Some balls are distinctive, others are not. It doesn’t really matter how large they are. What counts is what kind of package they come in.
Some of our most delightful charter guests were Dan and Joellen Hagge who started chartering with us in 1968 on Avenir, our first boat. We hit it off right from the start and have been close friends ever since.
Dan was a punster and sipped from a coke can laced with Mount Gay all day long. The later the day, the funnier he got, although there were a lot of groans as his puns became more outrageous. Joellen, an energetic go-getter with a passion for adventure, went to great lengths to snorkel in new places and to collect shells. Being related to a famous conchologist, she was astute and knowledgeable. It was up and at ‘em from the first day and we were eager to learn from both of them.
We first met Dan and Joellen who were staying then at Drake’s Anchorage on Mosquito Island in Gorda Sound. On one of their charters they took us to the Guana Island Club where they were members. Very exclusive even today—you are politely escorted back to the beach if you should wander above the high water mark. There we enjoyed the facilities including their one-of-a-kind outhouse where you could ensconce yourself and see both the Atlantic Ocean to the north and White Bay to the south.
Anegada was their principal target on our Virgin Islands charters. In 1968 Anegada was still asleep and the Soares family were just starting what would become Neptune’s Treasure, the only bar and restaurant.

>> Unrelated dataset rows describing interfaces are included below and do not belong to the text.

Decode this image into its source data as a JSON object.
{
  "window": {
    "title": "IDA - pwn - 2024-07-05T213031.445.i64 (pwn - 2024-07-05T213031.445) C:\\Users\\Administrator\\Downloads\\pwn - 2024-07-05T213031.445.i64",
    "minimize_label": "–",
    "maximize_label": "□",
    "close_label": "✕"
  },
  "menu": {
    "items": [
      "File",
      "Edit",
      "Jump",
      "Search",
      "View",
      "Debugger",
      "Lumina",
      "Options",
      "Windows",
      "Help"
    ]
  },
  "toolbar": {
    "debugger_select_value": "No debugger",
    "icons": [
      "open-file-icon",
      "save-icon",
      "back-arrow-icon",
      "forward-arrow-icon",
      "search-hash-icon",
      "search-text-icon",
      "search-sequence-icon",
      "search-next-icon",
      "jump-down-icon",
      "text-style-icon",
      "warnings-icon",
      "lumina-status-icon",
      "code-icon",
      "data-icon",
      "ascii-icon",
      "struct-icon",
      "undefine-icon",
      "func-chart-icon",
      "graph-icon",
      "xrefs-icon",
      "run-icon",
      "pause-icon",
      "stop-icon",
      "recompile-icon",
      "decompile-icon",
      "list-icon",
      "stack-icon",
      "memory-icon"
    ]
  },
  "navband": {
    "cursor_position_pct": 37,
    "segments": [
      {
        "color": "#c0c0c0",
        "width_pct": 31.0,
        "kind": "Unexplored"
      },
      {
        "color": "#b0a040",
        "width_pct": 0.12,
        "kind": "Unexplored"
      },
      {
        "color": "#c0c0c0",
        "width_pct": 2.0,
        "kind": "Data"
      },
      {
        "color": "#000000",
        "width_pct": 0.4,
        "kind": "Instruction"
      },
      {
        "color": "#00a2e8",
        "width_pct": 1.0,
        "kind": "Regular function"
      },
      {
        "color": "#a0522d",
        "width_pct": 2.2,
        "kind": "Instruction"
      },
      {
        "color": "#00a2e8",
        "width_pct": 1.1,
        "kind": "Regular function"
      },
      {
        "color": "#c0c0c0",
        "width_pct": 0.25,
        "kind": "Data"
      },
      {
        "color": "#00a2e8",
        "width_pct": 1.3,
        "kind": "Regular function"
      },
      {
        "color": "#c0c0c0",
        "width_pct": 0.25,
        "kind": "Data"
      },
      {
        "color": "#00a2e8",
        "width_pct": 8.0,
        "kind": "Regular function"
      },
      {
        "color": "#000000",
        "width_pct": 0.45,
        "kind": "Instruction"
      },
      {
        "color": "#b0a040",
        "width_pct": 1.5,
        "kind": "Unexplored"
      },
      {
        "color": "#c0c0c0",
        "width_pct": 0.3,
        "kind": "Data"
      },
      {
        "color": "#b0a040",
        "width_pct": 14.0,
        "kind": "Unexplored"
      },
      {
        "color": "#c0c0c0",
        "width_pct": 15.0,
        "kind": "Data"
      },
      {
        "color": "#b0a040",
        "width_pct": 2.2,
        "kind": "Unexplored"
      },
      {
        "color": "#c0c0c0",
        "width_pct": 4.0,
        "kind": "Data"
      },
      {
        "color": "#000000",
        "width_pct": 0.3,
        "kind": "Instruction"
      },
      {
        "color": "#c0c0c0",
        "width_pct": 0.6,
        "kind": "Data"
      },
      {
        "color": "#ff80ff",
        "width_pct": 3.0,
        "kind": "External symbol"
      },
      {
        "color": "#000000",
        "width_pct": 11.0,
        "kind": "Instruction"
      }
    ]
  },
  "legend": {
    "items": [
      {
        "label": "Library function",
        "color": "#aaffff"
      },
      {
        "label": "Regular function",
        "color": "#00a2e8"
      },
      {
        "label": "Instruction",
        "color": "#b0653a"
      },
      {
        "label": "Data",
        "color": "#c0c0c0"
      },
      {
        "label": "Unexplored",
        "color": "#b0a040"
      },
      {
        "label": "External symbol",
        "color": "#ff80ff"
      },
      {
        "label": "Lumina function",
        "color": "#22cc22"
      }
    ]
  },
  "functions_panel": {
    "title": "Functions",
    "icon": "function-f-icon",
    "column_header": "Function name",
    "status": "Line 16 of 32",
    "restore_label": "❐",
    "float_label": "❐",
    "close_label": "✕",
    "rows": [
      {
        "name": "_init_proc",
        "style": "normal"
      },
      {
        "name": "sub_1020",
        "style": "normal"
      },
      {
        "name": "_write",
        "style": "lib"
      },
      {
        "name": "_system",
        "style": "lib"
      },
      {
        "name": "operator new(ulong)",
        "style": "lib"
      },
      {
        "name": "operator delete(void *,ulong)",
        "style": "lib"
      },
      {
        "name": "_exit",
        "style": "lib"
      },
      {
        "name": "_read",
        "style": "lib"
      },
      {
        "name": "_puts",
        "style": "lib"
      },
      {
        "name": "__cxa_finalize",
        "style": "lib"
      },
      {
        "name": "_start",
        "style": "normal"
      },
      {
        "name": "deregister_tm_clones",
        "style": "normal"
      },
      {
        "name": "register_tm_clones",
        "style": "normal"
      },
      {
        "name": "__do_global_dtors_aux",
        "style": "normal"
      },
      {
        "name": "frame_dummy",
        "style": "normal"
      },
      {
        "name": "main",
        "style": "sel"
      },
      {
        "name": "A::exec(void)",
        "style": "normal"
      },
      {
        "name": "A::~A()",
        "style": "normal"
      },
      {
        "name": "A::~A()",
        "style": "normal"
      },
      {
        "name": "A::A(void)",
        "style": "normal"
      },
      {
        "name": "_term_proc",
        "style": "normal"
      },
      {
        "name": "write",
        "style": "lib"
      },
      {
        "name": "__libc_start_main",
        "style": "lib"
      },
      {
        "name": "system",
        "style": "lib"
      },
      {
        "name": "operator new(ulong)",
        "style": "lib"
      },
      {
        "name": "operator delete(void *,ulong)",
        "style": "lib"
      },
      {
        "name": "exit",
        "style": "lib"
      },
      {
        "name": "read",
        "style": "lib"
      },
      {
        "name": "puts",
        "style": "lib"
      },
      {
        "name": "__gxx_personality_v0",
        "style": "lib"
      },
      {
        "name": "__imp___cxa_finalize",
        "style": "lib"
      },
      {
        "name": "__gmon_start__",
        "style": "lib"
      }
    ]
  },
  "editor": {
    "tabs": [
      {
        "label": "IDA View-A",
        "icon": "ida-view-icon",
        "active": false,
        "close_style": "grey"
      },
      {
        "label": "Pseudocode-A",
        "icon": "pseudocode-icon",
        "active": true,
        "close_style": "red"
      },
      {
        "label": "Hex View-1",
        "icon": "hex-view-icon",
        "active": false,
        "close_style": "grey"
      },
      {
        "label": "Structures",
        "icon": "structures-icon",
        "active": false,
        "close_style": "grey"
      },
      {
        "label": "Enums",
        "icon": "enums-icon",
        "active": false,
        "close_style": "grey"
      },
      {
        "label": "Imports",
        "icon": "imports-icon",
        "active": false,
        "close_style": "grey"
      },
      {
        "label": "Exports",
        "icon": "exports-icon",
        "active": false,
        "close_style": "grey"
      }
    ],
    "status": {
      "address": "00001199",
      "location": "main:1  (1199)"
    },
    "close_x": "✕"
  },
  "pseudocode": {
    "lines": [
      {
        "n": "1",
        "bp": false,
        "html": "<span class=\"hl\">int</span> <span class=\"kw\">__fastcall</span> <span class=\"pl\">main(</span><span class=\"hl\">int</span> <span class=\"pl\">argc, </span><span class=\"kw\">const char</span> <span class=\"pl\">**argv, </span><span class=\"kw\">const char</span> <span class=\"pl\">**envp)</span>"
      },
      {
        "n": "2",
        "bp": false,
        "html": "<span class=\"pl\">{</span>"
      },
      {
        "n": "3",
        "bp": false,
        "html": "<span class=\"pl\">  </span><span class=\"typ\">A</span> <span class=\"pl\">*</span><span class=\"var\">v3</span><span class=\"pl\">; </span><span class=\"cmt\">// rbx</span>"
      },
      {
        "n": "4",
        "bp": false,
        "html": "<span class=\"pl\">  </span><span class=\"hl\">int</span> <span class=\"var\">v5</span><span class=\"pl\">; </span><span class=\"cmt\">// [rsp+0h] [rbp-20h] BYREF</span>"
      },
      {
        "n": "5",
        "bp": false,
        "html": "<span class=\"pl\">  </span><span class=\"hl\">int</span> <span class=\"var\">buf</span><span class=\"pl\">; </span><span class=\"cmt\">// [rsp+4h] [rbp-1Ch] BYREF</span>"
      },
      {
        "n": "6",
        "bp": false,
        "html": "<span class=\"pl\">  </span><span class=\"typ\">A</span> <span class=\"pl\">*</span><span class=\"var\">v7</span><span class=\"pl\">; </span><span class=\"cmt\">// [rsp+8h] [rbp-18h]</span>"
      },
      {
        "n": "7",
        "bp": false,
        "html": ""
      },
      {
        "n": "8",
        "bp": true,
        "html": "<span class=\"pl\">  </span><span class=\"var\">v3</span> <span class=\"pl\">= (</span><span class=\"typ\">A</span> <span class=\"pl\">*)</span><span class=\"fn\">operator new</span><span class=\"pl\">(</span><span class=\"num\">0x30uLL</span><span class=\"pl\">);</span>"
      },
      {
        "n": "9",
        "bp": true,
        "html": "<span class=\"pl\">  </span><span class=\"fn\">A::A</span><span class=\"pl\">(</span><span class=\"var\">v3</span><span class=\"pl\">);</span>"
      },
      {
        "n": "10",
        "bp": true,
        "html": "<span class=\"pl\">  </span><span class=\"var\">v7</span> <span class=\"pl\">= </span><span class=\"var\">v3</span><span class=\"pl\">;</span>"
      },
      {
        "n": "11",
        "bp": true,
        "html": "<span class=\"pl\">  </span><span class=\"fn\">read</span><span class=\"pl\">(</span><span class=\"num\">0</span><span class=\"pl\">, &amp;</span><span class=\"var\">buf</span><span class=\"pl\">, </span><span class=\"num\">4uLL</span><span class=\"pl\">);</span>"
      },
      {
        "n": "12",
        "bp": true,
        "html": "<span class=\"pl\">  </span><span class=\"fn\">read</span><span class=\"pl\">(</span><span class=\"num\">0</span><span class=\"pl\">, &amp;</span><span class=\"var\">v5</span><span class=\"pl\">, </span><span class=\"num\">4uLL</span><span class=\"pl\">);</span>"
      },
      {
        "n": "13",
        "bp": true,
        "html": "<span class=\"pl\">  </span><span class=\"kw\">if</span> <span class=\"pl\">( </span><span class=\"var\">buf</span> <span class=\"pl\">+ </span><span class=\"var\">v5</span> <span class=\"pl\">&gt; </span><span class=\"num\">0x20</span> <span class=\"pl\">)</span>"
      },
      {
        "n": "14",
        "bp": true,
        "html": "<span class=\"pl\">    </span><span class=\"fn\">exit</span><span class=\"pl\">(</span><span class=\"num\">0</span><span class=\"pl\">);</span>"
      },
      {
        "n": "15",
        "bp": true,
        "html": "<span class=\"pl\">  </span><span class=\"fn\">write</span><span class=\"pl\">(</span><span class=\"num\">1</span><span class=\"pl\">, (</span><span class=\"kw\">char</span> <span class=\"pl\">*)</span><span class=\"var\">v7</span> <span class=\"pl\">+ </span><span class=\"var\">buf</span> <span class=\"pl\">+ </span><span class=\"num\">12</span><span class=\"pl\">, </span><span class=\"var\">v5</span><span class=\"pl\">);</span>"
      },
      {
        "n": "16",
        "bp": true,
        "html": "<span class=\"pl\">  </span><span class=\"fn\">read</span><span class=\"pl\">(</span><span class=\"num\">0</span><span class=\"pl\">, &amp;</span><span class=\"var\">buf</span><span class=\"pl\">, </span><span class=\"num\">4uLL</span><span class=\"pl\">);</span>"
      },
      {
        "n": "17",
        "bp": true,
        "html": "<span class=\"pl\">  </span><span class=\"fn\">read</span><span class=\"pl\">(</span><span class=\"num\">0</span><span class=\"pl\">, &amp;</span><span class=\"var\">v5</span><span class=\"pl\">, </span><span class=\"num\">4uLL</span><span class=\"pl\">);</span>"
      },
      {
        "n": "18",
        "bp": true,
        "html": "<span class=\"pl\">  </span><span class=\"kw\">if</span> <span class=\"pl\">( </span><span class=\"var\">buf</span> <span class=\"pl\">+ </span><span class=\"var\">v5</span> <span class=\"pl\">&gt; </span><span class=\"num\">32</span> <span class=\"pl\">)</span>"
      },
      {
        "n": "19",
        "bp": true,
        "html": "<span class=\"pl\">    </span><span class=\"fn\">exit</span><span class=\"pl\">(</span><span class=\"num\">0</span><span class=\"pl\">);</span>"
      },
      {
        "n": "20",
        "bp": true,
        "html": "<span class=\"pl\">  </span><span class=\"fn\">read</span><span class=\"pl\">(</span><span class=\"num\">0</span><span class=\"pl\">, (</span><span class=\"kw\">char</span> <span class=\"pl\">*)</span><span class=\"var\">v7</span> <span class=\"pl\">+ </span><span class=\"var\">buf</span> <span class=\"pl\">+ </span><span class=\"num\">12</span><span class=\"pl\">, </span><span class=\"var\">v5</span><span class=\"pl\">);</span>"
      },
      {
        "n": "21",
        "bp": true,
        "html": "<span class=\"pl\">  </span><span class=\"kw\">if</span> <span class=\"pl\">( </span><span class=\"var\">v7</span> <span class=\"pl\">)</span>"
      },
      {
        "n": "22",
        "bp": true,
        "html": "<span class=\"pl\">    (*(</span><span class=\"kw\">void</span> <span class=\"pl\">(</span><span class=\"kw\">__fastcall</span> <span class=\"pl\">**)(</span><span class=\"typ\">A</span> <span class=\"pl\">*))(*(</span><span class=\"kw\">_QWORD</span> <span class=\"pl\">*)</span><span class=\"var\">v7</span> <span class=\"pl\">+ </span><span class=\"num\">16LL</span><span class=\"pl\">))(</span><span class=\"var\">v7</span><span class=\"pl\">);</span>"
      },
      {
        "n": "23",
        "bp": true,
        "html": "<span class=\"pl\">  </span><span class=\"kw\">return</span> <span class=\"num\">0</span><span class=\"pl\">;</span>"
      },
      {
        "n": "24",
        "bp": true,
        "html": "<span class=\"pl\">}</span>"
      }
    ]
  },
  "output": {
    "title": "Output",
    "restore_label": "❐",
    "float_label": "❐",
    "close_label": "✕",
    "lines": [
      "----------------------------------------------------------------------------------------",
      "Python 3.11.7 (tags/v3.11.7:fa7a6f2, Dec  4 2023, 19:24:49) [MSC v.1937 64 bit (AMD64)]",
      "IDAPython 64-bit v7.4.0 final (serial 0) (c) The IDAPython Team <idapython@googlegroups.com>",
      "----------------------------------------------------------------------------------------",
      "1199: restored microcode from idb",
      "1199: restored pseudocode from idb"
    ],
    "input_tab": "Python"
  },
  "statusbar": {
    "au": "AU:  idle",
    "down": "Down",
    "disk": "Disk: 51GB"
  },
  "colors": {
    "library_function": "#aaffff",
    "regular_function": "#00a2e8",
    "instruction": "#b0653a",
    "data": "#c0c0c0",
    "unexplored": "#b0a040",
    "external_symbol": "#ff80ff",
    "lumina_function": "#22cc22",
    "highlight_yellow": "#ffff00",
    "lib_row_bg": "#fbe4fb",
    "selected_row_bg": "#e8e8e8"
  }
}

There was a small pier at the Settlement which was just a collection of houses that could hardly qualify as a “town.” The airport was simply a field with a wind sock and a sign.
Interesting shells were sometimes found on the beach as were the best balls. On one of their previous trips, Joellen unintentionally spent a whole night huddled above the beach on the north side because she had walked too far looking for shells and no one could find her. We were not very familiar with Anegada yet, but we learned from Dan and Joellen that Loblolly Bay had some of the best snorkeling, and where one might find the biggest balls.
The technique was to look under every bush and into every hollow at the highest tidal range above the beach. Dan, Joellen, and I searched among the bushes well ahead of Mike who grumbled loudly that it was silly stumbling around and getting scratched by the thorns. But he came along behind us and checked every bush that we had previously examined. All at once, he let out a loud whoop, stooped down under a bush we had all passed, and lifted up a huge green glass ball encased in beautiful rope work. He had found the grand prize!
Back on the boat having cocktails on deck, Dan looked around the boat and asked Mike where he was going to hang the ball. Mike roared with his great laugh and said, “I’m going to hang it above your bunk so that every time you sit up, you’ll bang your head on it!”